* _TASK BRIEF_:
A single number is required: the count of lines in the entries below that include the word "unselected".

* _DATA SECTION_:

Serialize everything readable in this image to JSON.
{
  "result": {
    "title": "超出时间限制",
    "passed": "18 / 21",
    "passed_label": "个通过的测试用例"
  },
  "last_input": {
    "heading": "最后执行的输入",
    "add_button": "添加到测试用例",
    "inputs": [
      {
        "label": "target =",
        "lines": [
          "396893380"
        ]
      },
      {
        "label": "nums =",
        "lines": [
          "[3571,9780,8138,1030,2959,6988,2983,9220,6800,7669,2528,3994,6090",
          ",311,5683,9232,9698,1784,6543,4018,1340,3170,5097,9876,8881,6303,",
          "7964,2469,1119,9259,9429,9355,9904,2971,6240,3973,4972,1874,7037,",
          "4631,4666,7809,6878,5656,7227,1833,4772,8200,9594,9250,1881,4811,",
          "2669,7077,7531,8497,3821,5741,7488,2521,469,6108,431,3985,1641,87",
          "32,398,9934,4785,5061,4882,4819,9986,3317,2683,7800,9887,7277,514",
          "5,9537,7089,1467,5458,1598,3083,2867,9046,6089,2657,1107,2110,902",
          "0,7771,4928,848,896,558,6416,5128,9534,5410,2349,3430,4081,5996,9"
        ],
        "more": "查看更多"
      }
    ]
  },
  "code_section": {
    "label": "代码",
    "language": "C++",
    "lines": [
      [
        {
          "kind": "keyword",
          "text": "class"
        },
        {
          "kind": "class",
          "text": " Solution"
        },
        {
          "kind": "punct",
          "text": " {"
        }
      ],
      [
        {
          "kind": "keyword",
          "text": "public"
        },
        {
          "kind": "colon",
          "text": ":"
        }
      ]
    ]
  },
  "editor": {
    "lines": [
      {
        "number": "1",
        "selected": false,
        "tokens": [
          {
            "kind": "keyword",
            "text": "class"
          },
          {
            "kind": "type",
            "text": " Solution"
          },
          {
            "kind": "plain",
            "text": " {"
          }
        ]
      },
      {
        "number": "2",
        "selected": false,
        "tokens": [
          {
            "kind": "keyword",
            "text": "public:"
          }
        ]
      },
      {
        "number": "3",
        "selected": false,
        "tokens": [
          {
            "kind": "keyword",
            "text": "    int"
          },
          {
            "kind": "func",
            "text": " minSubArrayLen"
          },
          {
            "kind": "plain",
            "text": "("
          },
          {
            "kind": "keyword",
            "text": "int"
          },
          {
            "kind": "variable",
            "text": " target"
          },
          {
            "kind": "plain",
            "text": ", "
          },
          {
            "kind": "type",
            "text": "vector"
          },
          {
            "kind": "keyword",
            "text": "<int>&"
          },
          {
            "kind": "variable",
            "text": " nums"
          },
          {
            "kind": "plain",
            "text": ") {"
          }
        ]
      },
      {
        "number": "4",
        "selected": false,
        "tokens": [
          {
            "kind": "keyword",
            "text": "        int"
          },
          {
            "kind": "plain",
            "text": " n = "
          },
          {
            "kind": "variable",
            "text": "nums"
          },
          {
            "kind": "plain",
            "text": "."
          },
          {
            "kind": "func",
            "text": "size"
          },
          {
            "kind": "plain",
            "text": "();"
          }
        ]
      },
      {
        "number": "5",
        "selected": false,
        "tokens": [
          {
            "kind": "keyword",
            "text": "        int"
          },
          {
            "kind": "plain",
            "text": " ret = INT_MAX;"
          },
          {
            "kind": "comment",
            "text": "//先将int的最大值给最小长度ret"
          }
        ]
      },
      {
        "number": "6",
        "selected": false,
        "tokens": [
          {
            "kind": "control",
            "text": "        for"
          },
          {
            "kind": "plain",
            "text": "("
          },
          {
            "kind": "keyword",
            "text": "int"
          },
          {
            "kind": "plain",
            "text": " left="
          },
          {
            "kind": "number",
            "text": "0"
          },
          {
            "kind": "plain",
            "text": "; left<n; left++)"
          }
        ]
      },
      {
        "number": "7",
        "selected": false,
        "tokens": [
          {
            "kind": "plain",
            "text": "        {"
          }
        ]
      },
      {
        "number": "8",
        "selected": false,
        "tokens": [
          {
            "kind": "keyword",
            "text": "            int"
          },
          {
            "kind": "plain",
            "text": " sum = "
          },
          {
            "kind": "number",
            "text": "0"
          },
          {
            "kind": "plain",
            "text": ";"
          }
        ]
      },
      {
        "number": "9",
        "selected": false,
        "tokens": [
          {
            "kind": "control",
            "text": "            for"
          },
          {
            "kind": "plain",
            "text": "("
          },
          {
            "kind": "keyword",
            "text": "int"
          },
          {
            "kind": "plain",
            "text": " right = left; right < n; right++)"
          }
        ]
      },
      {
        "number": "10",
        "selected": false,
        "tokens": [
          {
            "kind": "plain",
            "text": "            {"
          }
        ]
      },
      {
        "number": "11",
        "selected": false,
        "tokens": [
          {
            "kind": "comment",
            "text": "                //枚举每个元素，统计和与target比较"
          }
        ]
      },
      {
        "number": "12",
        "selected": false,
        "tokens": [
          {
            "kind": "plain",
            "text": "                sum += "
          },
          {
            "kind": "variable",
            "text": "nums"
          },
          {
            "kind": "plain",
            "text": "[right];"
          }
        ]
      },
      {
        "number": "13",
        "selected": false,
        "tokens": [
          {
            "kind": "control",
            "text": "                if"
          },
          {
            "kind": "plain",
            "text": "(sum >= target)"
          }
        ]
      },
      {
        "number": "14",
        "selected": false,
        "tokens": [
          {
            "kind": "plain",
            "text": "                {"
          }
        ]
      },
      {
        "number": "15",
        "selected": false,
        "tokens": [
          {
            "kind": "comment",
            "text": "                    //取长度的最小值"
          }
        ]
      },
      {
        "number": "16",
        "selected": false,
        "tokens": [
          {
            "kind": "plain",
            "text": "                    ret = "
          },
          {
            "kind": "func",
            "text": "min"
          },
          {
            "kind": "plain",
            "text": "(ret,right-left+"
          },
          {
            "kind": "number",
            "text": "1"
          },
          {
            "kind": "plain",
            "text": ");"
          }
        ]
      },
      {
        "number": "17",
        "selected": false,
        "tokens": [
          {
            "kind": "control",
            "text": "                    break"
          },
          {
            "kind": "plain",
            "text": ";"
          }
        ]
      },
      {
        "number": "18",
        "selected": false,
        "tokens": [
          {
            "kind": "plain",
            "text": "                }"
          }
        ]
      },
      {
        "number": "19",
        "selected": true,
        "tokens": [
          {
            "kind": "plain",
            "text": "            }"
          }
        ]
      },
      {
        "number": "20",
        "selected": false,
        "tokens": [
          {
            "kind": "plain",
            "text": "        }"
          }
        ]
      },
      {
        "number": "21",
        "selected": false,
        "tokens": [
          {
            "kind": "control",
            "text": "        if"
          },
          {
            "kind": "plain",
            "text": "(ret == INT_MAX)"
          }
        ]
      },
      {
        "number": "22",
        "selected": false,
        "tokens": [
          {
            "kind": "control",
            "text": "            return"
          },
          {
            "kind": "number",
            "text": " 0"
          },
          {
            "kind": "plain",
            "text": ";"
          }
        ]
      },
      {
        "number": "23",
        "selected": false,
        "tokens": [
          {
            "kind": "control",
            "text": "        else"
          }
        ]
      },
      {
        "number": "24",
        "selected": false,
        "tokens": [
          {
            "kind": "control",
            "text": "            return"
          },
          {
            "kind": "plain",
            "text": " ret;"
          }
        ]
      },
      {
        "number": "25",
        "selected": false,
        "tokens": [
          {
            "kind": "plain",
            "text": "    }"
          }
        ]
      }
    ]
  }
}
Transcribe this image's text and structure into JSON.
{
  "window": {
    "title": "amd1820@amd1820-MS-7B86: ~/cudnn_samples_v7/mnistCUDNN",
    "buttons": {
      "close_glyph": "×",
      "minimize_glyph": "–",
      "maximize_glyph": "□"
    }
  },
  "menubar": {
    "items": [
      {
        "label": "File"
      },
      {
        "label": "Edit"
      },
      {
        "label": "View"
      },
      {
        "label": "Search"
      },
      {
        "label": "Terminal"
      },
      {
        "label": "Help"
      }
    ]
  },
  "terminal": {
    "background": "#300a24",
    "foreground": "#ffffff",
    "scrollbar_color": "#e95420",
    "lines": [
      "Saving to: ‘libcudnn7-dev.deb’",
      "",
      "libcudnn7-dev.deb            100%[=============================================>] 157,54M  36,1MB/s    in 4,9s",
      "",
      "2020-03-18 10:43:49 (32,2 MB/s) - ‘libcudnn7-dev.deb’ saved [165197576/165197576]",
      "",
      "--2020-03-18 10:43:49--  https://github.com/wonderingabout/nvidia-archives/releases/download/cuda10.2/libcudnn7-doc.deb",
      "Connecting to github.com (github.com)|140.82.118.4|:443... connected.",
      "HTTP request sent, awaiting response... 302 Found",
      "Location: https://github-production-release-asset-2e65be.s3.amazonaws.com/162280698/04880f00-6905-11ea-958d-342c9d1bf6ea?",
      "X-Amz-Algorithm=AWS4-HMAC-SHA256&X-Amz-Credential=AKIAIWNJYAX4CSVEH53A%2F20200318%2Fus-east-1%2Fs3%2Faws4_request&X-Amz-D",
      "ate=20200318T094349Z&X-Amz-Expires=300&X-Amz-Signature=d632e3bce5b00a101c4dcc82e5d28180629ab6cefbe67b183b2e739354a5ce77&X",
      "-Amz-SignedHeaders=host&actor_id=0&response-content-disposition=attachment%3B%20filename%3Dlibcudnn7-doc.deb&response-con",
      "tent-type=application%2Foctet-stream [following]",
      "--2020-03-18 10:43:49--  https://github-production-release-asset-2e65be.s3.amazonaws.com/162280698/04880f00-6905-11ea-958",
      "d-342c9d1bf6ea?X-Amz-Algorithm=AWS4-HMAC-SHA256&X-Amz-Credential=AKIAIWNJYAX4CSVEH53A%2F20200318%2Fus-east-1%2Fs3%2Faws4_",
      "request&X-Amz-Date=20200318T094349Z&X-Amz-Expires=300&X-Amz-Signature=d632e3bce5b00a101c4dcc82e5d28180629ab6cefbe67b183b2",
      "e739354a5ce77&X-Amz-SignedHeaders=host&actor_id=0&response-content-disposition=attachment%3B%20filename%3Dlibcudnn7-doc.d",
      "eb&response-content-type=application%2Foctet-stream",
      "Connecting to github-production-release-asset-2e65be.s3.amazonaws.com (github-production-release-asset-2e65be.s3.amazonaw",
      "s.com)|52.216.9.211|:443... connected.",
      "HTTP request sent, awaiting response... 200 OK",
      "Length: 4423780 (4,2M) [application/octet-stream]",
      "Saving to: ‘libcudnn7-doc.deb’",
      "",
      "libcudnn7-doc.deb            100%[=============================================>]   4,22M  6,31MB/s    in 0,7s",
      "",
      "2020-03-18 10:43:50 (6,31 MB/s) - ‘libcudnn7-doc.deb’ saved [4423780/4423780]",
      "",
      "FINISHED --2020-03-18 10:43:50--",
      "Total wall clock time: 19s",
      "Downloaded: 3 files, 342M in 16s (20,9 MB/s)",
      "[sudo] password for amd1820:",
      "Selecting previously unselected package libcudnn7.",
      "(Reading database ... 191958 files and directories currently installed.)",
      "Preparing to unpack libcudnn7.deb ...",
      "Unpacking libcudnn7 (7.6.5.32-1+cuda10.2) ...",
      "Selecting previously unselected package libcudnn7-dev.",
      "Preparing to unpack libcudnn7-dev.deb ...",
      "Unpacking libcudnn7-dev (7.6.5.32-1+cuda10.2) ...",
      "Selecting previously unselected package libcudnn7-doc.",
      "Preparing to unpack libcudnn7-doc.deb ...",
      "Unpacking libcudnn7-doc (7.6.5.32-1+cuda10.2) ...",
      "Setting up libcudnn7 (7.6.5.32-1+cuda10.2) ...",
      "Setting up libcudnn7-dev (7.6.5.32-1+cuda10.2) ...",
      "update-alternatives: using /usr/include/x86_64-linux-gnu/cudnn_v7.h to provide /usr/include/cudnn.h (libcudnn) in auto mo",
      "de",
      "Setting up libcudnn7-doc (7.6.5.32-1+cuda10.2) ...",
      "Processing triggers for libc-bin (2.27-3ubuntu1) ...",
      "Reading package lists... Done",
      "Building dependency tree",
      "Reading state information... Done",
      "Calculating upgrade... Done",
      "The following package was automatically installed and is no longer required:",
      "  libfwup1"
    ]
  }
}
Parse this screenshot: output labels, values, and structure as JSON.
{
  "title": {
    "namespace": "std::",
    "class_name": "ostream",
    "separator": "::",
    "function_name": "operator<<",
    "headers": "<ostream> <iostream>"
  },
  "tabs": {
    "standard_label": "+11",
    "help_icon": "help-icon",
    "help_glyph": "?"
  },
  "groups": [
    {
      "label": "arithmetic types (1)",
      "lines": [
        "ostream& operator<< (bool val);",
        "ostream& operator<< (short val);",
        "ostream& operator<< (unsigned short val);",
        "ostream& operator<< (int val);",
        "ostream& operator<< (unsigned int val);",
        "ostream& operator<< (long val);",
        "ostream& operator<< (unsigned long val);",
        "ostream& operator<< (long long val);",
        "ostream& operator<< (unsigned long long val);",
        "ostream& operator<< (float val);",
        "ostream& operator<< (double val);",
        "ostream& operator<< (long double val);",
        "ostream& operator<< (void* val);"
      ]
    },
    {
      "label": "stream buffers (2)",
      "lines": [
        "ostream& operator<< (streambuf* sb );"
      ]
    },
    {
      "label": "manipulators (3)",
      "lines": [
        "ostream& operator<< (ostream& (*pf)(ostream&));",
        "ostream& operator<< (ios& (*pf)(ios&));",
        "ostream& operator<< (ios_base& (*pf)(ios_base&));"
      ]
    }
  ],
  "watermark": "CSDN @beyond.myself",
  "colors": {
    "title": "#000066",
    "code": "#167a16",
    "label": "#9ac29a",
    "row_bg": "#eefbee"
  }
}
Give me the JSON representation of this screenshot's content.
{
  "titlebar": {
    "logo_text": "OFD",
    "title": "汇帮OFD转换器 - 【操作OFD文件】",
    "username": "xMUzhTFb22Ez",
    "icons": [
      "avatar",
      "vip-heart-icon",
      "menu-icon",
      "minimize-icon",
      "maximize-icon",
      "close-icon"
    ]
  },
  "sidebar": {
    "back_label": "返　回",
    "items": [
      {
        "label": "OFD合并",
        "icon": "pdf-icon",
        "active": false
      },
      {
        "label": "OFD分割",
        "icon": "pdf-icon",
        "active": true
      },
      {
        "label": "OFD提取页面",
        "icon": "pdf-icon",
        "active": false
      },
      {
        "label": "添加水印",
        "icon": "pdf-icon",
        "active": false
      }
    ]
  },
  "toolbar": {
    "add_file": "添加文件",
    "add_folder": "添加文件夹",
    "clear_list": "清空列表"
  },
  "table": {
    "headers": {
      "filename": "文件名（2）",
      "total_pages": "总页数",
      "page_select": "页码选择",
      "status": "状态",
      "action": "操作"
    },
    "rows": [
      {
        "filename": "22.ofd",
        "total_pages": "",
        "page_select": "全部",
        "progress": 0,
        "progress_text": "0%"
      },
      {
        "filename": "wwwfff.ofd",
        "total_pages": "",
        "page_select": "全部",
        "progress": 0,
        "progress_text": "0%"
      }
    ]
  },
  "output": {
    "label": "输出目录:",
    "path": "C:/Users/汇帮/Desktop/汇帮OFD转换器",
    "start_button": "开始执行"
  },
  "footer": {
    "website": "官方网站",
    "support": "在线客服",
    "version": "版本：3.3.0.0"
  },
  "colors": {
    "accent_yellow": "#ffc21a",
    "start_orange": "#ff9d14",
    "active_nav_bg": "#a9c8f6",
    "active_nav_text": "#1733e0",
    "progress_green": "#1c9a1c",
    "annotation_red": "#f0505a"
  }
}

* _PROBLEM SOLUTION_:
3